Dolgin's own articulation of the process is focused less on his internal workings (the art inside) and more on how he pulls together seemingly disparate forms and resources. In his experience and performance, "you are never alone," only finding how you connect. While he jokes (partly), "I have to look for samples that are not well known so I don’t get sued," he also brings to light (partly) some obscure musics. He points out "the record that started it all," by the Romanian singer Aaron Lebedoff (sometimes called "the Maurice Chevalier of the Yiddish stage"), as he describes how he culls through old records, finding sounds and ideas to combine. "At first it was cool, full of interesting sounds," he says of his mixing and matching of samples. "And then I figured out, 'Oh wow, I should represent myself.'"
On stage, Dolgin finds ways to represent himself and also combine his favorite inspirations, including clarinetist David Krakauer and jazz and funk trombonist Fred Wesley. (Wesley describes his initial encounter with this young man who "certainly had a knowledge of my music": "When I first saw him, I thought he was a kid who came in the studio to clean up.") The film includes a performance by this trio at the Apollo, a sinuous and mesmerizing show that leaves the crowd looking a little entranced. Krakauer tries to translate the experience into words: "The three of us are coming from this place that we're not about cutting and pasting. I think we're really trying to find a way in."

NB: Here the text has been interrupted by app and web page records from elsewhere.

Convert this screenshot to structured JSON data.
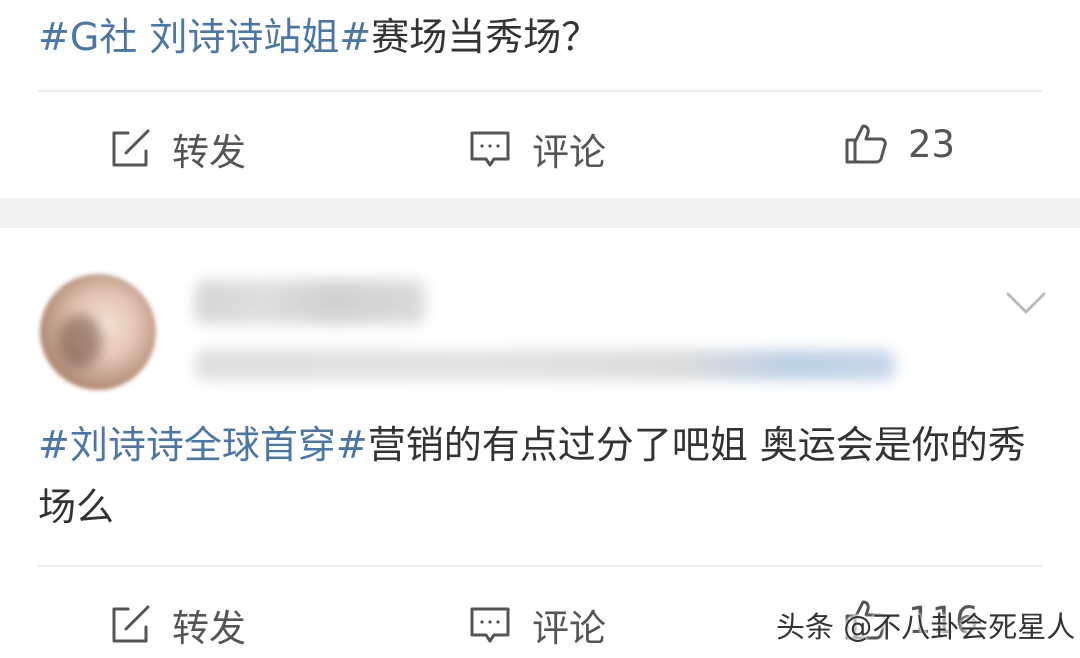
{
  "post1": {
    "hashtag": "#G社 刘诗诗站姐#",
    "text": "赛场当秀场？",
    "actions": {
      "repost_label": "转发",
      "comment_label": "评论",
      "like_count": "23"
    }
  },
  "post2": {
    "hashtag": "#刘诗诗全球首穿#",
    "text": "营销的有点过分了吧姐 奥运会是你的秀场么",
    "actions": {
      "repost_label": "转发",
      "comment_label": "评论",
      "like_count": "116"
    }
  },
  "watermark": "头条 @不八卦会死星人",
  "icons": [
    "edit-icon",
    "comment-icon",
    "like-icon",
    "chevron-down-icon"
  ],
  "colors": {
    "hashtag": "#4a76a8",
    "text": "#333333",
    "icon": "#555555",
    "background": "#f2f2f2"
  }
}
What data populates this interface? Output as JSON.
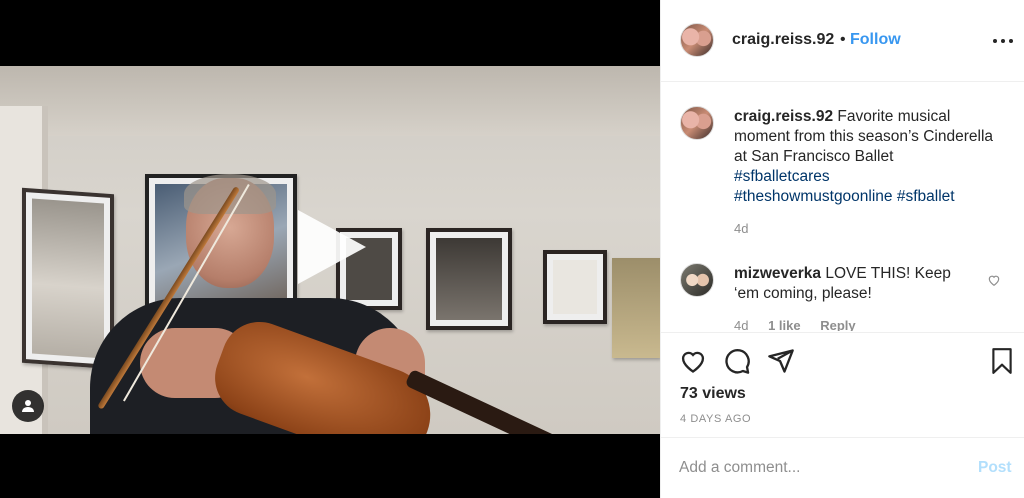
{
  "post": {
    "username": "craig.reiss.92",
    "separator": "•",
    "follow_label": "Follow",
    "more_icon": "more-horizontal-icon"
  },
  "caption": {
    "username": "craig.reiss.92",
    "text": "Favorite musical moment from this season’s Cinderella at San Francisco Ballet",
    "hashtags": [
      "#sfballetcares",
      "#theshowmustgoonline",
      "#sfballet"
    ],
    "time": "4d"
  },
  "comments": [
    {
      "username": "mizweverka",
      "text": "LOVE THIS! Keep ‘em coming, please!",
      "time": "4d",
      "likes": "1 like",
      "reply_label": "Reply"
    }
  ],
  "actions": {
    "icons": [
      "heart-icon",
      "comment-icon",
      "share-icon",
      "bookmark-icon"
    ],
    "views": "73 views",
    "date": "4 DAYS AGO"
  },
  "composer": {
    "placeholder": "Add a comment...",
    "post_label": "Post",
    "post_color": "#b2dffc"
  },
  "colors": {
    "accent": "#3897f0",
    "hashtag": "#003569",
    "text": "#262626",
    "muted": "#8e8e8e"
  }
}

Dolgin finds ways in everywhere, and in unexpected places. He conjures up a miscellany of venues for performance, from the usual sites (like the Apollo) to a ship on the Ukraine's Dneiper River (the first klezmer cruise) and Montreal's Cinema l'Amour (where he's especially thrilled to be, he says, because it's "one of the first theaters for Yiddish plays and films"). Here he and the band perform, for one night only, "Socalled's Porn Pop." This comprises live accompaniment -- including narration -- to the circa '70s porn films of Toby Ross, the subject of a documentary Dolgin is working on ("This is pretty meta,"" he observes to Beitel, "You're a filmmaker filming me making a film about a filmmaker"). In part, Dolgin is reflecting on his own adolescence, when was figuring out his own (gay) sexuality with the help of "basically three magazines," two shoplifted and one Playboy he stole from an uncle, "because it had guys in it." And in part, he's using Ross' images and his own memories to examine the rhythms and nuances of sex as commodity and ideal, a means to identity, and of course, a perpetual performance.
Dolgin's own perpetual performance is intelligent and charismatic. When he visits his childhood home, his parents don't so much fill in background as confirm what he's still doing. "We used to call him the cheerer upper," his mom says. "He was always wanting to, I guess, entertain, but to make people happy." For Dolgin, then and now, this is a matter of finding those "magical" connections. Reading from a 1986 diary entry, he looks pleased and bemused by his observations on his suburban life: "Does anything new happen? No, absosmurfly nothing." And so he's found his own ways to make what seems old new again.